In recognition of his contribution to the growth and development of the Cayman Islands, in 1987 he was awarded the Most Excellent Order of the British Empire by Queen Elizabeth II.
Lawrence and Premier Panton spoke about Ebanks’ commitment to the environment and his support for a development plan for Cayman.
“As well as caring deeply about the Caymanian people, he also cared about the environment,” Panton said, noting that when developing the West Wind Building in George Town, Ebanks and his team strategically built it around a guinep several generations old.
He added: “50 years ago he championed what we now call sustainable development. He has carefully managed the growth of our Cayman Islands – careful management that balances the community with its needs and the environment while advancing our economy to create a better quality of life for the people of these islands. He was always ready to provide the right kind of leadership at the right time, when it was needed most.
Lawrence pointed out that views expressed by Ebanks as early as 1975 warned of excessive development in Cayman and its impact on the environment.
She quoted him as saying, “I am always in favor of controlled and planned development. I think this is the right policy and should be continued. … I don’t think we should grow faster than the community can absorb it.

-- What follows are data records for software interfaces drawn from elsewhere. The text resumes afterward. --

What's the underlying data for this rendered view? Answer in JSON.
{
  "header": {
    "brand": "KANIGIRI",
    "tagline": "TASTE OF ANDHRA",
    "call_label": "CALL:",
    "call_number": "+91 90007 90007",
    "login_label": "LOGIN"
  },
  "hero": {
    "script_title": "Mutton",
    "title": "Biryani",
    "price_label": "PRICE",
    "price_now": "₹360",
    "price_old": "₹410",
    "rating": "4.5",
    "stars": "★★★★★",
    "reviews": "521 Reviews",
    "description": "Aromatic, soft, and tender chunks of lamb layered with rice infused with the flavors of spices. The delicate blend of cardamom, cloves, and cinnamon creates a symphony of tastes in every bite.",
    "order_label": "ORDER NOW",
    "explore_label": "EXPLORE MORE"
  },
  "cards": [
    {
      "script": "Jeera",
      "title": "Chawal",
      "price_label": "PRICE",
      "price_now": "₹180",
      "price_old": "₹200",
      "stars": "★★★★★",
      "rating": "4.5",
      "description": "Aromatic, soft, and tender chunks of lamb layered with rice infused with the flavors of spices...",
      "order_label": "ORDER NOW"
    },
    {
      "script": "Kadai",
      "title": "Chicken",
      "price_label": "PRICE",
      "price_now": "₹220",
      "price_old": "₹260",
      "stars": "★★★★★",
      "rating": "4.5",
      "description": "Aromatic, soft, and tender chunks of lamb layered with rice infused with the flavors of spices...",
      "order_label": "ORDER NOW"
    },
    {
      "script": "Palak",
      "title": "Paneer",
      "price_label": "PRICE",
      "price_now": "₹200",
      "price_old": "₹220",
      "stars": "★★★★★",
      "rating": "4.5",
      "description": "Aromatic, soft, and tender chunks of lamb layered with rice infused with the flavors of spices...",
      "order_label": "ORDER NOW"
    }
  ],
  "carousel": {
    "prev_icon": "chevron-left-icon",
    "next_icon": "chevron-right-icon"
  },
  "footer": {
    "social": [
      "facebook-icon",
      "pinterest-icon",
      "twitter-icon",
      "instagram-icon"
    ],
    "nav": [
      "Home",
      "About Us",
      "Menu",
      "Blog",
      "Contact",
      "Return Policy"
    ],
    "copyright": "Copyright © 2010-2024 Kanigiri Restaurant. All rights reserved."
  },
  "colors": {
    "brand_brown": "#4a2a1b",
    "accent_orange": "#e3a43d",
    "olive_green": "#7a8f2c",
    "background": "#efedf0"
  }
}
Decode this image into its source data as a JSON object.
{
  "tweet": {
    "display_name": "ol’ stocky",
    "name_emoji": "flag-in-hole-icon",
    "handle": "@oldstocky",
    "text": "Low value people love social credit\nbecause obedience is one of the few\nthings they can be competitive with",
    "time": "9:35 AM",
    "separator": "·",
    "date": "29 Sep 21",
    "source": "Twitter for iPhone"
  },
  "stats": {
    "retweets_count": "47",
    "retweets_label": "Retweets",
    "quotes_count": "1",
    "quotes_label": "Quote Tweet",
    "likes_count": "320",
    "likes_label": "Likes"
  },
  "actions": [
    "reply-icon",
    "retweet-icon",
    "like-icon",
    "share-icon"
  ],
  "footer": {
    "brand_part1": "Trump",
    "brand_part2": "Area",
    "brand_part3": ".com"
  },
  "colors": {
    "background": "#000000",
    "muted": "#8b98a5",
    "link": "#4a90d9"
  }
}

She added, “’Make haste slowly’ was the watchword of the development of the country as it was initially presented to the people. These are words that have sparked much protest over the years, but have now taken on new meaning on our islands, as young people recognize the fragility of what we have built. Mr. Benson would be proud.
After the 1992 election, Ebanks retired from politics and refocused on his family life, and spent more time at the family hardware store, which Lawrence says became “a bit of a community club”. where he provided political advice, guidance and opinions to all and sundry.
After a fall in 2011, Ebanks’ mobility was significantly affected and the death of his beloved wife Bessie in May 2012 compounded his health issues, Lawrence said.
He died peacefully at his home in West Bay on Tuesday March 29.